You needed years of personal experience to pick a winner, they said. It was about trusting your gut, not the numbers. Building a team in baseball had long been the purview of salty scouts with decades of experience who had seen and delved into the psyche of thousands of players, but as is now well known and documented, moneyball changed all that. A focus on numbers and cost effectiveness, within a few short years, has upended the sesquicentenarian art of baseball scouting.
Then, rather than rest on his laurels, one of the sabermetricians instrumental in the moneyball revolution, Nate Silver, turned to the world of politics. He quickly received loads of publicity for his predictions beating the betting market cum reigning prediction champion Intrade in 2008. And several other outfits that followed similar methods of compiling polls cropped up, such as Sam Wang at the Princeton Election Consortium and Drew Linzer with Votamatic. But there were still doubters, and in the past few weeks, they had grown more vocal, from the National Review to Joe Scarborough. The 2012 elections were winding up to be an epic showdown between the Old Talking Heads and the New Electometricians, as the New Yorker put it, “the true moneyball moment in American electoral politics.”
But lest we attribute the prediction abilities of Silver et al. to their superior intellect and uncanny ability to see the future, remember that the entire purpose of the Electometrician Revolution was to take the subjectivity and uncertainty out of the prediction process.

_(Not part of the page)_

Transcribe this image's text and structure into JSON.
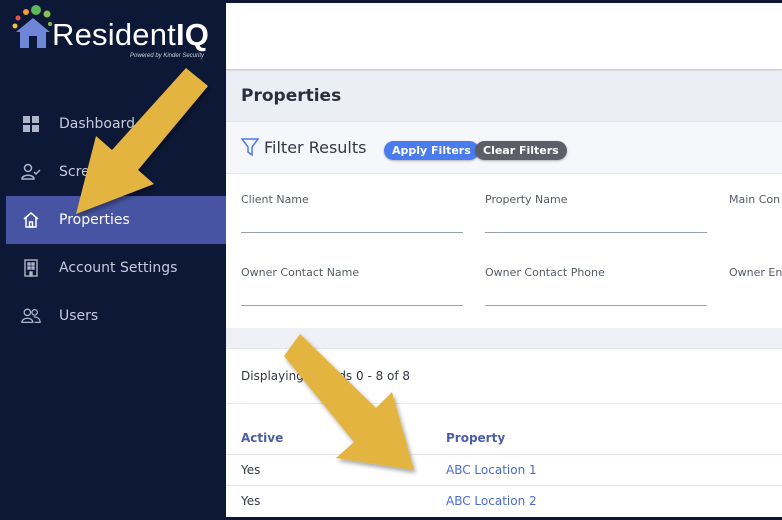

In other words, they were correct in their predictions election night not because of their intellect, but rather, because they used simple, transparent formulas on methodologically sound data that was replicated.

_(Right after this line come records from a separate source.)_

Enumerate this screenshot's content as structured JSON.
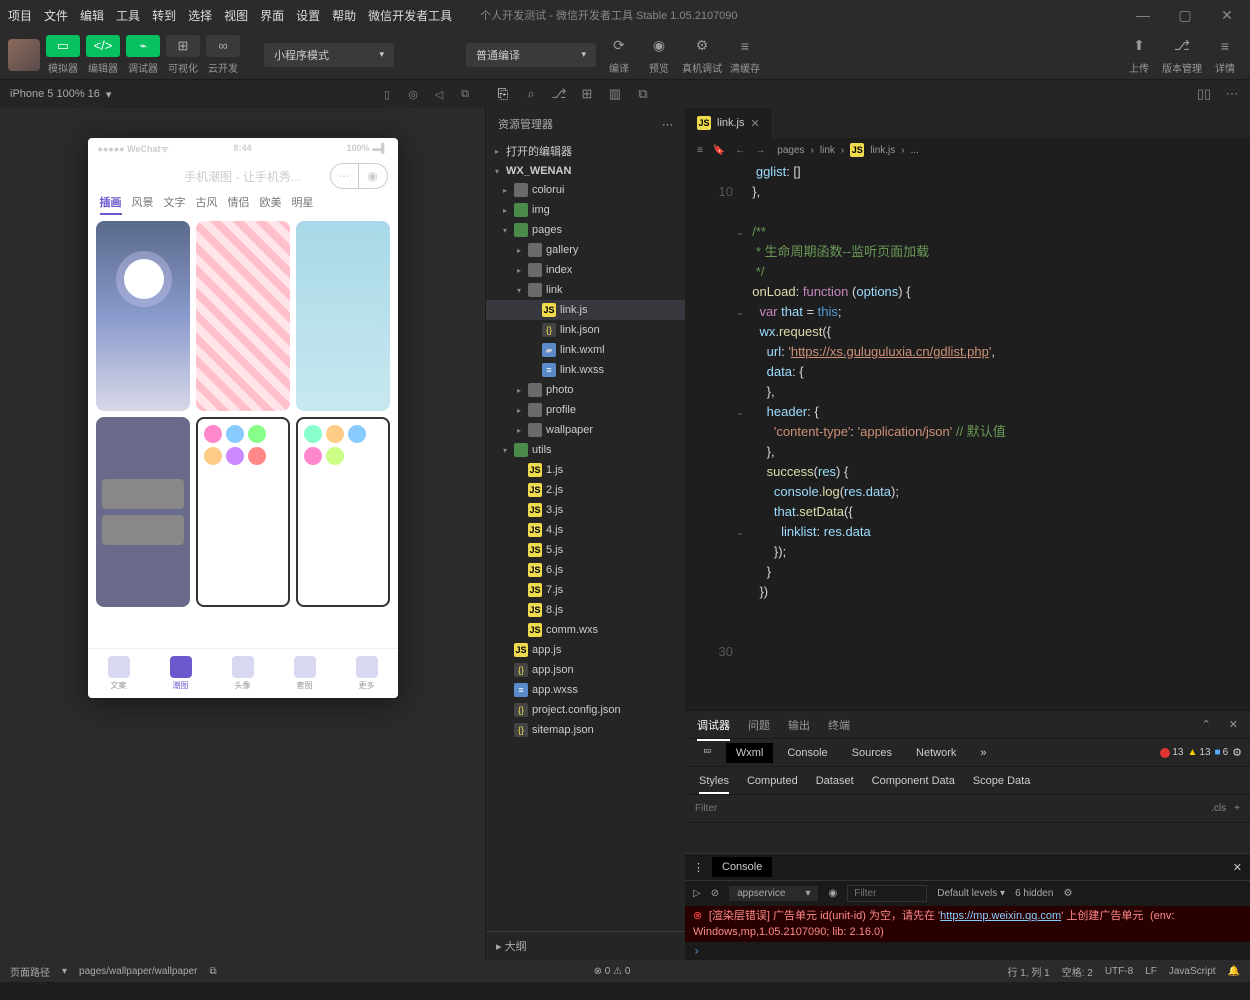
{
  "menus": [
    "项目",
    "文件",
    "编辑",
    "工具",
    "转到",
    "选择",
    "视图",
    "界面",
    "设置",
    "帮助",
    "微信开发者工具"
  ],
  "title": "个人开发测试 - 微信开发者工具 Stable 1.05.2107090",
  "toolbar": {
    "sim": "模拟器",
    "edit": "编辑器",
    "debug": "调试器",
    "vis": "可视化",
    "cloud": "云开发",
    "mode": "小程序模式",
    "compile": "普通编译",
    "compile_btn": "编译",
    "preview": "预览",
    "realdbg": "真机调试",
    "clear": "清缓存",
    "upload": "上传",
    "version": "版本管理",
    "detail": "详情"
  },
  "simHeader": {
    "device": "iPhone 5 100% 16",
    "arrow": "▾"
  },
  "phone": {
    "carrier": "●●●●● WeChat",
    "wifi": "ᯤ",
    "time": "8:44",
    "battery": "100%",
    "title": "手机潮图 - 让手机秀...",
    "tabs": [
      "插画",
      "风景",
      "文字",
      "古风",
      "情侣",
      "欧美",
      "明星"
    ],
    "nav": [
      "文案",
      "潮图",
      "头像",
      "套图",
      "更多"
    ]
  },
  "explorer": {
    "header": "资源管理器",
    "openEditors": "打开的编辑器",
    "project": "WX_WENAN",
    "tree": {
      "colorui": "colorui",
      "img": "img",
      "pages": "pages",
      "gallery": "gallery",
      "index": "index",
      "link": "link",
      "linkjs": "link.js",
      "linkjson": "link.json",
      "linkwxml": "link.wxml",
      "linkwxss": "link.wxss",
      "photo": "photo",
      "profile": "profile",
      "wallpaper": "wallpaper",
      "utils": "utils",
      "j1": "1.js",
      "j2": "2.js",
      "j3": "3.js",
      "j4": "4.js",
      "j5": "5.js",
      "j6": "6.js",
      "j7": "7.js",
      "j8": "8.js",
      "commwxs": "comm.wxs",
      "appjs": "app.js",
      "appjson": "app.json",
      "appwxss": "app.wxss",
      "projconf": "project.config.json",
      "sitemap": "sitemap.json"
    },
    "outline": "大纲"
  },
  "tab": {
    "name": "link.js"
  },
  "crumb": [
    "pages",
    "link",
    "link.js",
    "..."
  ],
  "code": {
    "lines": [
      "",
      "10",
      "",
      "",
      "",
      "",
      "",
      "",
      "",
      "",
      "",
      "",
      "",
      "",
      "",
      "",
      "",
      "",
      "",
      "",
      "",
      "",
      "",
      "",
      "",
      "",
      "",
      "",
      "",
      "30",
      ""
    ],
    "onLoad": "onLoad",
    "func": "function",
    "options": "options",
    "var": "var",
    "that": "that",
    "this": "this",
    "wx": "wx",
    "request": "request",
    "url": "url",
    "urlval": "https://xs.guluguluxia.cn/gdlist.php",
    "data": "data",
    "header": "header",
    "ct": "content-type",
    "aj": "application/json",
    "cmt": "// 默认值",
    "success": "success",
    "res": "res",
    "console": "console",
    "log": "log",
    "resdata": "res.data",
    "setData": "setData",
    "linklist": "linklist",
    "gglist": "gglist",
    "doc1": "/**",
    "doc2": " * 生命周期函数--监听页面加载",
    "doc3": " */"
  },
  "debugger": {
    "tabs": [
      "调试器",
      "问题",
      "输出",
      "终端"
    ],
    "insp": [
      "Wxml",
      "Console",
      "Sources",
      "Network"
    ],
    "badges": {
      "err": "13",
      "warn": "13",
      "info": "6"
    },
    "subtabs": [
      "Styles",
      "Computed",
      "Dataset",
      "Component Data",
      "Scope Data"
    ],
    "filter": "Filter",
    "cls": ".cls"
  },
  "console": {
    "tab": "Console",
    "ctx": "appservice",
    "filter": "Filter",
    "levels": "Default levels",
    "hidden": "6 hidden",
    "err1": "[渲染层错误] 广告单元 id(unit-id) 为空，请先在 '",
    "errurl": "https://mp.weixin.qq.com",
    "err2": "' 上创建广告单元",
    "env": "(env: Windows,mp,1.05.2107090; lib: 2.16.0)"
  },
  "status": {
    "routeLabel": "页面路径",
    "route": "pages/wallpaper/wallpaper",
    "issues": "0",
    "warn": "0",
    "pos": "行 1, 列 1",
    "spaces": "空格: 2",
    "enc": "UTF-8",
    "eol": "LF",
    "lang": "JavaScript"
  }
}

So now that sports and elections have been revolutionized by more rigorous, stats-based methodologies, what’s next? It’s been years in the making, but I would argue that the next field ripe for a statistical harvest is not so far from the elections themselves: public and social programs.
There is a growing consensus among academics that randomized evaluation is an achievable gold standard not only for the sciences, but also for the social sciences. And this consensus has started spilling over into the realm of practitioners. Everyone from US federal and state government agencies to foreign governments to local and international nongovernmental organizations has started using randomized evaluations to accurately discover what works and how cost effective it is. Just as in baseball and elections, we are using simple, transparent formulas on methodologically sound data that has been replicated.
We’ve set up the Proven Impact Fund so that anybody can see which programs work and why. We won’t choose your fantasy baseball team for you, but you can take part in the Revolution of What Works.